§ **WHAT YOU SHOULD DO**:
All of the records are to be reproduced exactly.
(Beginning of TASK INPUTS)
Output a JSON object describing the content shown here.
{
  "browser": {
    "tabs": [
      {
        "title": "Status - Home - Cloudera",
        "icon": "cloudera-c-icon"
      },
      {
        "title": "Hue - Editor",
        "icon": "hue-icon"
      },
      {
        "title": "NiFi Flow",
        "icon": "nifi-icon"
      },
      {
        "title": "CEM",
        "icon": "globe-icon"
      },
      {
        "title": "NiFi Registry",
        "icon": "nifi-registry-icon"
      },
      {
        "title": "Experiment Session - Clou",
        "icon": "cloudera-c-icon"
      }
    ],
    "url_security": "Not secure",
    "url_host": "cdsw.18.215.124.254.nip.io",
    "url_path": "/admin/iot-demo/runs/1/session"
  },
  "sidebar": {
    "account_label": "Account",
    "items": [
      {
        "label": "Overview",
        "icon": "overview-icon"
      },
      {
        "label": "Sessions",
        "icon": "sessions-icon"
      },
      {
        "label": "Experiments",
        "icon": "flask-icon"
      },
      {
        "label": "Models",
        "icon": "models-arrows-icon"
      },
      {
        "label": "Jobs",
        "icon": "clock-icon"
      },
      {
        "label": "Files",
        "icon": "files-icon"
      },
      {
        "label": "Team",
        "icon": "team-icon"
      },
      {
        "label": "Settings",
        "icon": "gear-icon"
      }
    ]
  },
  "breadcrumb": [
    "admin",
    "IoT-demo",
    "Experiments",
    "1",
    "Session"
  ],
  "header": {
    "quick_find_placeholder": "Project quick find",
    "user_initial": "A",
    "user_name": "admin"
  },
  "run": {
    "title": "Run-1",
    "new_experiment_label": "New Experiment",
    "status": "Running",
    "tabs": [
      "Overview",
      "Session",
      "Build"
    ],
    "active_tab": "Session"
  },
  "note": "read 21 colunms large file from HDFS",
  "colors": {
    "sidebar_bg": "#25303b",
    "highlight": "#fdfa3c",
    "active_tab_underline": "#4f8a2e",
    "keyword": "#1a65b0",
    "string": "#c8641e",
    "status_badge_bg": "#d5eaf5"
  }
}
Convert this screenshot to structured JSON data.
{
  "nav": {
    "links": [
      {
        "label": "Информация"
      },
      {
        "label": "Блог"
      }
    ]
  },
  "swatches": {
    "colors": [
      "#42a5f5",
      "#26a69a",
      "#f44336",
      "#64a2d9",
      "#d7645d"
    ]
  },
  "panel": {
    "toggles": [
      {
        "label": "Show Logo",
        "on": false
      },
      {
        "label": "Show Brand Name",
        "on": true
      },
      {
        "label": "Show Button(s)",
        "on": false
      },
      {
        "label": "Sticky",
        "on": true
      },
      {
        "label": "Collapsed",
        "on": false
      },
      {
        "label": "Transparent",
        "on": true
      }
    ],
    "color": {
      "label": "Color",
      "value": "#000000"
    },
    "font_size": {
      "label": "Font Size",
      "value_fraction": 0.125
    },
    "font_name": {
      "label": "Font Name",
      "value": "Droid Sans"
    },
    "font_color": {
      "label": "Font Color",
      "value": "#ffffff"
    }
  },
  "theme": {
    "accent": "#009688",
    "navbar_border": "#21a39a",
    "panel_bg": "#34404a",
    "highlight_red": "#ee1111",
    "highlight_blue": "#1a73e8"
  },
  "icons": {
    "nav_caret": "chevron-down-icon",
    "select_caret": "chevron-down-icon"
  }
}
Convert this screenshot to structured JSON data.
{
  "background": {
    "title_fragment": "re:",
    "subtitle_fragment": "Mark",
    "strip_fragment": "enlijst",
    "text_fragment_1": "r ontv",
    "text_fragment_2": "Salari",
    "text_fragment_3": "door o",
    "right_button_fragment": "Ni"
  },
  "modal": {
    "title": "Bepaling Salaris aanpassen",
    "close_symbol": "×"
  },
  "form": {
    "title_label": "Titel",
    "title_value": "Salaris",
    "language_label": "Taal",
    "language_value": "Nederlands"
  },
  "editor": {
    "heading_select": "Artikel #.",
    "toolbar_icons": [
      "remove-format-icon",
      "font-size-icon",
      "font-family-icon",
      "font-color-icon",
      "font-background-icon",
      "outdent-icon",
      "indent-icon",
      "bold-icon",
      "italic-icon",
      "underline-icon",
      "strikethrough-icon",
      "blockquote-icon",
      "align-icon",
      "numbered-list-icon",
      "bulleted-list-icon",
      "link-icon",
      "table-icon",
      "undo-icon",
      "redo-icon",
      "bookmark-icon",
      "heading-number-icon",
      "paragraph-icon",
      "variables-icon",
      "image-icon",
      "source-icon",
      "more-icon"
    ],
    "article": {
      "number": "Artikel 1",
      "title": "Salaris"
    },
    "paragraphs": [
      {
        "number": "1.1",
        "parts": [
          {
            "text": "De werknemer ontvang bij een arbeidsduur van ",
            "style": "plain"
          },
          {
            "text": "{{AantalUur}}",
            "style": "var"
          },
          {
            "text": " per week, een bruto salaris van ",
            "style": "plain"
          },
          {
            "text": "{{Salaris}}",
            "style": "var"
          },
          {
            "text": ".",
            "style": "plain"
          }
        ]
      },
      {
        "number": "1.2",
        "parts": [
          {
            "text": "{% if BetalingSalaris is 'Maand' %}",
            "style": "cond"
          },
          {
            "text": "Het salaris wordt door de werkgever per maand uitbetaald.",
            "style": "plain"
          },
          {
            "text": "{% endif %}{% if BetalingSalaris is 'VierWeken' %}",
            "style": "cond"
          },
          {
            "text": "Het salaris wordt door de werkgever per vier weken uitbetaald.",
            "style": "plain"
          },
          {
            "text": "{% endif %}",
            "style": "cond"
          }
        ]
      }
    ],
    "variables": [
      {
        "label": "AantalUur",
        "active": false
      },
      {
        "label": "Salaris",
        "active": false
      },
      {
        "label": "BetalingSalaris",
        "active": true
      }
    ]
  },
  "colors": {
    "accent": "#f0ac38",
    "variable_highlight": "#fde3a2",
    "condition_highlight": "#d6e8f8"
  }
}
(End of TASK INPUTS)
§ **FINISHED EXERCISE**:
Output a JSON object describing the content shown here.
{
  "browser": {
    "tabs": [
      {
        "title": "Status - Home - Cloudera",
        "icon": "cloudera-c-icon"
      },
      {
        "title": "Hue - Editor",
        "icon": "hue-icon"
      },
      {
        "title": "NiFi Flow",
        "icon": "nifi-icon"
      },
      {
        "title": "CEM",
        "icon": "globe-icon"
      },
      {
        "title": "NiFi Registry",
        "icon": "nifi-registry-icon"
      },
      {
        "title": "Experiment Session - Clou",
        "icon": "cloudera-c-icon"
      }
    ],
    "url_security": "Not secure",
    "url_host": "cdsw.18.215.124.254.nip.io",
    "url_path": "/admin/iot-demo/runs/1/session"
  },
  "sidebar": {
    "account_label": "Account",
    "items": [
      {
        "label": "Overview",
        "icon": "overview-icon"
      },
      {
        "label": "Sessions",
        "icon": "sessions-icon"
      },
      {
        "label": "Experiments",
        "icon": "flask-icon"
      },
      {
        "label": "Models",
        "icon": "models-arrows-icon"
      },
      {
        "label": "Jobs",
        "icon": "clock-icon"
      },
      {
        "label": "Files",
        "icon": "files-icon"
      },
      {
        "label": "Team",
        "icon": "team-icon"
      },
      {
        "label": "Settings",
        "icon": "gear-icon"
      }
    ]
  },
  "breadcrumb": [
    "admin",
    "IoT-demo",
    "Experiments",
    "1",
    "Session"
  ],
  "header": {
    "quick_find_placeholder": "Project quick find",
    "user_initial": "A",
    "user_name": "admin"
  },
  "run": {
    "title": "Run-1",
    "new_experiment_label": "New Experiment",
    "status": "Running",
    "tabs": [
      "Overview",
      "Session",
      "Build"
    ],
    "active_tab": "Session"
  },
  "note": "read 21 colunms large file from HDFS",
  "colors": {
    "sidebar_bg": "#25303b",
    "highlight": "#fdfa3c",
    "active_tab_underline": "#4f8a2e",
    "keyword": "#1a65b0",
    "string": "#c8641e",
    "status_badge_bg": "#d5eaf5"
  }
}
Convert this screenshot to structured JSON data.
{
  "nav": {
    "links": [
      {
        "label": "Информация"
      },
      {
        "label": "Блог"
      }
    ]
  },
  "swatches": {
    "colors": [
      "#42a5f5",
      "#26a69a",
      "#f44336",
      "#64a2d9",
      "#d7645d"
    ]
  },
  "panel": {
    "toggles": [
      {
        "label": "Show Logo",
        "on": false
      },
      {
        "label": "Show Brand Name",
        "on": true
      },
      {
        "label": "Show Button(s)",
        "on": false
      },
      {
        "label": "Sticky",
        "on": true
      },
      {
        "label": "Collapsed",
        "on": false
      },
      {
        "label": "Transparent",
        "on": true
      }
    ],
    "color": {
      "label": "Color",
      "value": "#000000"
    },
    "font_size": {
      "label": "Font Size",
      "value_fraction": 0.125
    },
    "font_name": {
      "label": "Font Name",
      "value": "Droid Sans"
    },
    "font_color": {
      "label": "Font Color",
      "value": "#ffffff"
    }
  },
  "theme": {
    "accent": "#009688",
    "navbar_border": "#21a39a",
    "panel_bg": "#34404a",
    "highlight_red": "#ee1111",
    "highlight_blue": "#1a73e8"
  },
  "icons": {
    "nav_caret": "chevron-down-icon",
    "select_caret": "chevron-down-icon"
  }
}
Convert this screenshot to structured JSON data.
{
  "background": {
    "title_fragment": "re:",
    "subtitle_fragment": "Mark",
    "strip_fragment": "enlijst",
    "text_fragment_1": "r ontv",
    "text_fragment_2": "Salari",
    "text_fragment_3": "door o",
    "right_button_fragment": "Ni"
  },
  "modal": {
    "title": "Bepaling Salaris aanpassen",
    "close_symbol": "×"
  },
  "form": {
    "title_label": "Titel",
    "title_value": "Salaris",
    "language_label": "Taal",
    "language_value": "Nederlands"
  },
  "editor": {
    "heading_select": "Artikel #.",
    "toolbar_icons": [
      "remove-format-icon",
      "font-size-icon",
      "font-family-icon",
      "font-color-icon",
      "font-background-icon",
      "outdent-icon",
      "indent-icon",
      "bold-icon",
      "italic-icon",
      "underline-icon",
      "strikethrough-icon",
      "blockquote-icon",
      "align-icon",
      "numbered-list-icon",
      "bulleted-list-icon",
      "link-icon",
      "table-icon",
      "undo-icon",
      "redo-icon",
      "bookmark-icon",
      "heading-number-icon",
      "paragraph-icon",
      "variables-icon",
      "image-icon",
      "source-icon",
      "more-icon"
    ],
    "article": {
      "number": "Artikel 1",
      "title": "Salaris"
    },
    "paragraphs": [
      {
        "number": "1.1",
        "parts": [
          {
            "text": "De werknemer ontvang bij een arbeidsduur van ",
            "style": "plain"
          },
          {
            "text": "{{AantalUur}}",
            "style": "var"
          },
          {
            "text": " per week, een bruto salaris van ",
            "style": "plain"
          },
          {
            "text": "{{Salaris}}",
            "style": "var"
          },
          {
            "text": ".",
            "style": "plain"
          }
        ]
      },
      {
        "number": "1.2",
        "parts": [
          {
            "text": "{% if BetalingSalaris is 'Maand' %}",
            "style": "cond"
          },
          {
            "text": "Het salaris wordt door de werkgever per maand uitbetaald.",
            "style": "plain"
          },
          {
            "text": "{% endif %}{% if BetalingSalaris is 'VierWeken' %}",
            "style": "cond"
          },
          {
            "text": "Het salaris wordt door de werkgever per vier weken uitbetaald.",
            "style": "plain"
          },
          {
            "text": "{% endif %}",
            "style": "cond"
          }
        ]
      }
    ],
    "variables": [
      {
        "label": "AantalUur",
        "active": false
      },
      {
        "label": "Salaris",
        "active": false
      },
      {
        "label": "BetalingSalaris",
        "active": true
      }
    ]
  },
  "colors": {
    "accent": "#f0ac38",
    "variable_highlight": "#fde3a2",
    "condition_highlight": "#d6e8f8"
  }
}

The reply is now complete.